TASK INPUT
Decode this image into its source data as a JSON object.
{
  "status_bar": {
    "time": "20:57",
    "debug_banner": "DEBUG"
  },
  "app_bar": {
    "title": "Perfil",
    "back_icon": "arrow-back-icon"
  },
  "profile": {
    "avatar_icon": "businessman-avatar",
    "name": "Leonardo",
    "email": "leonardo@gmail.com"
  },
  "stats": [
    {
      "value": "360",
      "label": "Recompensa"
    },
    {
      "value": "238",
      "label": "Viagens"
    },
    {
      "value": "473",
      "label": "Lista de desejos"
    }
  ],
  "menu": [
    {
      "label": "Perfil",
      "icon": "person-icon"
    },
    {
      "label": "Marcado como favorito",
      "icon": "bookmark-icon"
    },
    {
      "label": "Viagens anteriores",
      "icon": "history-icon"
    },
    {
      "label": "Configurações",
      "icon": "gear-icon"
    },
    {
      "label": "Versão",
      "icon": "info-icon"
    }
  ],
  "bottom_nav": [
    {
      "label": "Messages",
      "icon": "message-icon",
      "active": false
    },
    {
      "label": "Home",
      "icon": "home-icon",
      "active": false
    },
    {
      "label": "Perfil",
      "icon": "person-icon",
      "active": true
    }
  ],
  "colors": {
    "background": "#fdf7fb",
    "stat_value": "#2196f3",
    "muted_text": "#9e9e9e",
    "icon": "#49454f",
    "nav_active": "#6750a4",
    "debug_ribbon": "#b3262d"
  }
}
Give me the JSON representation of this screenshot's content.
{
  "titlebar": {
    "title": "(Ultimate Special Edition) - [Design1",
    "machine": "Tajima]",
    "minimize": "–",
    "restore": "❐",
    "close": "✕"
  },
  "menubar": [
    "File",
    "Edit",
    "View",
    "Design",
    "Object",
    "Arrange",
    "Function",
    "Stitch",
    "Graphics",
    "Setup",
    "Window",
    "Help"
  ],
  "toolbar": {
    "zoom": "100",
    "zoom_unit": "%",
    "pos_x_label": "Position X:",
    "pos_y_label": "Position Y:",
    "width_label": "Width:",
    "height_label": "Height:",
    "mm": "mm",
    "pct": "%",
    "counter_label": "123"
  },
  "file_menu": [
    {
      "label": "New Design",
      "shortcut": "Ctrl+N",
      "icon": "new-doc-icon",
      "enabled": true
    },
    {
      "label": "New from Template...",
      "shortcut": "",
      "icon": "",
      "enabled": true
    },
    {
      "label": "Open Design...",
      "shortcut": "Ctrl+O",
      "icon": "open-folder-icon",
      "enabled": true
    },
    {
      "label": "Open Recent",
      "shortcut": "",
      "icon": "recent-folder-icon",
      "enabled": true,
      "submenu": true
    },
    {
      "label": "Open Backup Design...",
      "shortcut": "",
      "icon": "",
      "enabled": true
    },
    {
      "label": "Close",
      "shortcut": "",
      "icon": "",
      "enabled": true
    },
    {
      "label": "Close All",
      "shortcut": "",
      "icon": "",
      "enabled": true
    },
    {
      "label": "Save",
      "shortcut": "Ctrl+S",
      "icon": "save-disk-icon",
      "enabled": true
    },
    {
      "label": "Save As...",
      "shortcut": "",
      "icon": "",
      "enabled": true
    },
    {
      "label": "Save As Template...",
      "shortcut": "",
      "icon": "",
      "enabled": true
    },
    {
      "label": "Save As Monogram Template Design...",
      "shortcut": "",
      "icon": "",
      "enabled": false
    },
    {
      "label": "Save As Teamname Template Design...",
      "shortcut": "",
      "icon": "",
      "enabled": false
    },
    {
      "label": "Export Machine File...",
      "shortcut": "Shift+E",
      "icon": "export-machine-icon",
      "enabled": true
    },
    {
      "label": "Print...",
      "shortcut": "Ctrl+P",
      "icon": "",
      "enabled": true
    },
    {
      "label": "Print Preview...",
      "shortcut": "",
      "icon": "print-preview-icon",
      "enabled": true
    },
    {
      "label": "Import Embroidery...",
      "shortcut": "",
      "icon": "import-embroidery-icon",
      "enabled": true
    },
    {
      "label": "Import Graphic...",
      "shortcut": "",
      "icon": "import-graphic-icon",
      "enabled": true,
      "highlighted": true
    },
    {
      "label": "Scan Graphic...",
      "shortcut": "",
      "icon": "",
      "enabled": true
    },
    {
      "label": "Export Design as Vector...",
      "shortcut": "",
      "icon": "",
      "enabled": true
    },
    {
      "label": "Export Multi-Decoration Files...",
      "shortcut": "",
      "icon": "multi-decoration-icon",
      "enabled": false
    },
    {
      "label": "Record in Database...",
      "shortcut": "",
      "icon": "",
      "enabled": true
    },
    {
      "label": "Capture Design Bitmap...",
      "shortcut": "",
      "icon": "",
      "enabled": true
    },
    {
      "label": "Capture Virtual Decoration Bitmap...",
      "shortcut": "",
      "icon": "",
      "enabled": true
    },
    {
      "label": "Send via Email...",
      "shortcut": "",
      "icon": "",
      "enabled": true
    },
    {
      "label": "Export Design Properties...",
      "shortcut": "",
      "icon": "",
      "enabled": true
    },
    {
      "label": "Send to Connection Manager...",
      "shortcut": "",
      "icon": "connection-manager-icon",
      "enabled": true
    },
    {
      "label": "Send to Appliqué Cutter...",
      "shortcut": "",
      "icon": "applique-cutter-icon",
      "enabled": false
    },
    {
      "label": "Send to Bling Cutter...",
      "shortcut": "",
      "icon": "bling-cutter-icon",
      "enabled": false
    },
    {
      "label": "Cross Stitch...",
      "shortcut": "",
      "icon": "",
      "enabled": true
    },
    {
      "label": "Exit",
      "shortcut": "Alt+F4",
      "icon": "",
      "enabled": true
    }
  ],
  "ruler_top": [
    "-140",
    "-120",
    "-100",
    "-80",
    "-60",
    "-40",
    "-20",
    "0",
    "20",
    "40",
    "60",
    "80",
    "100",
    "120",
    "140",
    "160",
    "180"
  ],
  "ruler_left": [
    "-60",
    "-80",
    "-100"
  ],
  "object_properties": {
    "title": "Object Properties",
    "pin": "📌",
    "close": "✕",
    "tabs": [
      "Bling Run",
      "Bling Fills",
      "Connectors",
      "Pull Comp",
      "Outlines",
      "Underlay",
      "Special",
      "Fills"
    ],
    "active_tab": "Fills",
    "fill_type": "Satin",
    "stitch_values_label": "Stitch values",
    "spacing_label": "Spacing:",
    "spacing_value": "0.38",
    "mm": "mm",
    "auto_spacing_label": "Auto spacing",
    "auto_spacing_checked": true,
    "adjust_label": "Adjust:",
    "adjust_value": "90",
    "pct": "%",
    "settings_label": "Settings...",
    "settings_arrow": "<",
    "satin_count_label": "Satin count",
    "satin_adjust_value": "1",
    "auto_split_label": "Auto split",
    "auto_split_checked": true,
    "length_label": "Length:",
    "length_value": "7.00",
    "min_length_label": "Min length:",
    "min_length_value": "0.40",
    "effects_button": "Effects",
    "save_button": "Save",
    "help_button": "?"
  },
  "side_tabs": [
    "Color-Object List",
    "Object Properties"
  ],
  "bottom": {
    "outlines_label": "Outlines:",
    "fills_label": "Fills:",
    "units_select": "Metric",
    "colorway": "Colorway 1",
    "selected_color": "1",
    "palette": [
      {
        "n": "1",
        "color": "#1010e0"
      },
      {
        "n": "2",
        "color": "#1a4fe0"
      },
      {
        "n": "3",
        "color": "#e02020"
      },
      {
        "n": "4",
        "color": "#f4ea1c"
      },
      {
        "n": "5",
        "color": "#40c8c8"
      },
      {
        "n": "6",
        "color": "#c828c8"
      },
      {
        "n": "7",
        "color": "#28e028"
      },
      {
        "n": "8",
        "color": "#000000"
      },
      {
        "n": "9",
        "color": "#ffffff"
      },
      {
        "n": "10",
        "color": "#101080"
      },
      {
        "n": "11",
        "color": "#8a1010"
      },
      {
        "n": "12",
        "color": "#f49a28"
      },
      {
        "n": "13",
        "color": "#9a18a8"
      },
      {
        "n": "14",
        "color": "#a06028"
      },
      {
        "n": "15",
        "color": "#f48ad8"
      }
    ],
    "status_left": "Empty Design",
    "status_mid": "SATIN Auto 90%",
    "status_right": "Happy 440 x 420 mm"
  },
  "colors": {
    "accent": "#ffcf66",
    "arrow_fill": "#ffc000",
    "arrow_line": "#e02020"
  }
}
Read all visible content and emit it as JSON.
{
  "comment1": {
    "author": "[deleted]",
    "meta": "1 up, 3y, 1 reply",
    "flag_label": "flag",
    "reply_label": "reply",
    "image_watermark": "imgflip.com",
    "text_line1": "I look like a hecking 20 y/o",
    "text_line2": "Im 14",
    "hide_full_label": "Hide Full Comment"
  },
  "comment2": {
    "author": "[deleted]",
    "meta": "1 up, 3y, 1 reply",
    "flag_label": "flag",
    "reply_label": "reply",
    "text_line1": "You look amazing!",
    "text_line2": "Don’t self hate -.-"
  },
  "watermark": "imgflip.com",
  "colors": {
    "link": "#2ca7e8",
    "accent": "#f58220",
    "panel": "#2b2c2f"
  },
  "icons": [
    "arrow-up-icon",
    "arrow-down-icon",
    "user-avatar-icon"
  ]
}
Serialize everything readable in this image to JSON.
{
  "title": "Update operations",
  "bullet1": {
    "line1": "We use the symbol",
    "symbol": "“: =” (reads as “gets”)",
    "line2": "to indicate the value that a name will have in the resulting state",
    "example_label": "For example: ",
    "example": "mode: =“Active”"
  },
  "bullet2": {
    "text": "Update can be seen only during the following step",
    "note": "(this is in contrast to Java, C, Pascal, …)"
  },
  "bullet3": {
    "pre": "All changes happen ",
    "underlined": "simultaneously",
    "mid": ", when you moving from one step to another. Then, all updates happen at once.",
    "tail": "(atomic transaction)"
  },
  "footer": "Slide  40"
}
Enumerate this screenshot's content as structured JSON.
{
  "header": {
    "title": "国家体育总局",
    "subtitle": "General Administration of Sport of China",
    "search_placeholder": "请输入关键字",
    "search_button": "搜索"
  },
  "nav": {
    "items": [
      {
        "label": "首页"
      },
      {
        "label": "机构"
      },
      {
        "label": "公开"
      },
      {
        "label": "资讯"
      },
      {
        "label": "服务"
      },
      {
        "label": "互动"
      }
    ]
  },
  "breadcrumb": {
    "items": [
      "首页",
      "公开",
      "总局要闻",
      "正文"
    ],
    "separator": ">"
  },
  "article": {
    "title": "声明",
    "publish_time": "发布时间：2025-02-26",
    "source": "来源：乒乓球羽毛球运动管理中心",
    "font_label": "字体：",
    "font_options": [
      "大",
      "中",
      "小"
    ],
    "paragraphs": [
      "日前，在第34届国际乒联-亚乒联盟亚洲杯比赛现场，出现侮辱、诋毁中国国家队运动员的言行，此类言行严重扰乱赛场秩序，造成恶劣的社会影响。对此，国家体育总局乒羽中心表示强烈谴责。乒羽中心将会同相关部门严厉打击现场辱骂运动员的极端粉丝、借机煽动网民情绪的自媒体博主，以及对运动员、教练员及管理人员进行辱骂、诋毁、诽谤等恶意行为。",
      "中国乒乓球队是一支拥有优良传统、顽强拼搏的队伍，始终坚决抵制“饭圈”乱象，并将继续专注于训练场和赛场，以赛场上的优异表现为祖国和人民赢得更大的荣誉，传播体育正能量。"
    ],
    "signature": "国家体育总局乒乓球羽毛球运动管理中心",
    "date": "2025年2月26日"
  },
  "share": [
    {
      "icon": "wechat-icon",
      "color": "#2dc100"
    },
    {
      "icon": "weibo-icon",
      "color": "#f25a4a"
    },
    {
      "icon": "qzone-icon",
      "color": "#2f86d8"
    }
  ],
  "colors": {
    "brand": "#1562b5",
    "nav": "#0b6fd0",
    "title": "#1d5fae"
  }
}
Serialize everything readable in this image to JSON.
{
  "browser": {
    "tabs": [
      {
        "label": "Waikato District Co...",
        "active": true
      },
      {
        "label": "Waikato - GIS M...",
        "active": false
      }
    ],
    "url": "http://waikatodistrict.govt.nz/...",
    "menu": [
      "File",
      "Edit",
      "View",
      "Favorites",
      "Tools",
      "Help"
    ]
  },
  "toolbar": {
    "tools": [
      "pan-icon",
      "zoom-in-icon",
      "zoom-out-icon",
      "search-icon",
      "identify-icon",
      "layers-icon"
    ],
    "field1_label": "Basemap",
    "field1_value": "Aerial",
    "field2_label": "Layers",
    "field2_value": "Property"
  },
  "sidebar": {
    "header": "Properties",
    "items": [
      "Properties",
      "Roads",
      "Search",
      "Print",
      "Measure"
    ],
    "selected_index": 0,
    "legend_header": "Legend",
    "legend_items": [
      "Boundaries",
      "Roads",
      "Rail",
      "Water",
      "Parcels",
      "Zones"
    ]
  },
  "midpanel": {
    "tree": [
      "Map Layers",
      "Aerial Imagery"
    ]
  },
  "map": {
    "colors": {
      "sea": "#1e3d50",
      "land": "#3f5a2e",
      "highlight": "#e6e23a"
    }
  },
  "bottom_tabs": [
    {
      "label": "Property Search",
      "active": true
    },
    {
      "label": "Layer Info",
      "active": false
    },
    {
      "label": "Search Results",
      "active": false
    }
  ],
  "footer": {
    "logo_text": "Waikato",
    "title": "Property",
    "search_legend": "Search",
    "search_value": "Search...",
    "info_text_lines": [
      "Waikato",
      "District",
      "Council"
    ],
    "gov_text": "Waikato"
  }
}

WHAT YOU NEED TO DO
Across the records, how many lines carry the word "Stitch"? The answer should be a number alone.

TASK SOLUTION
3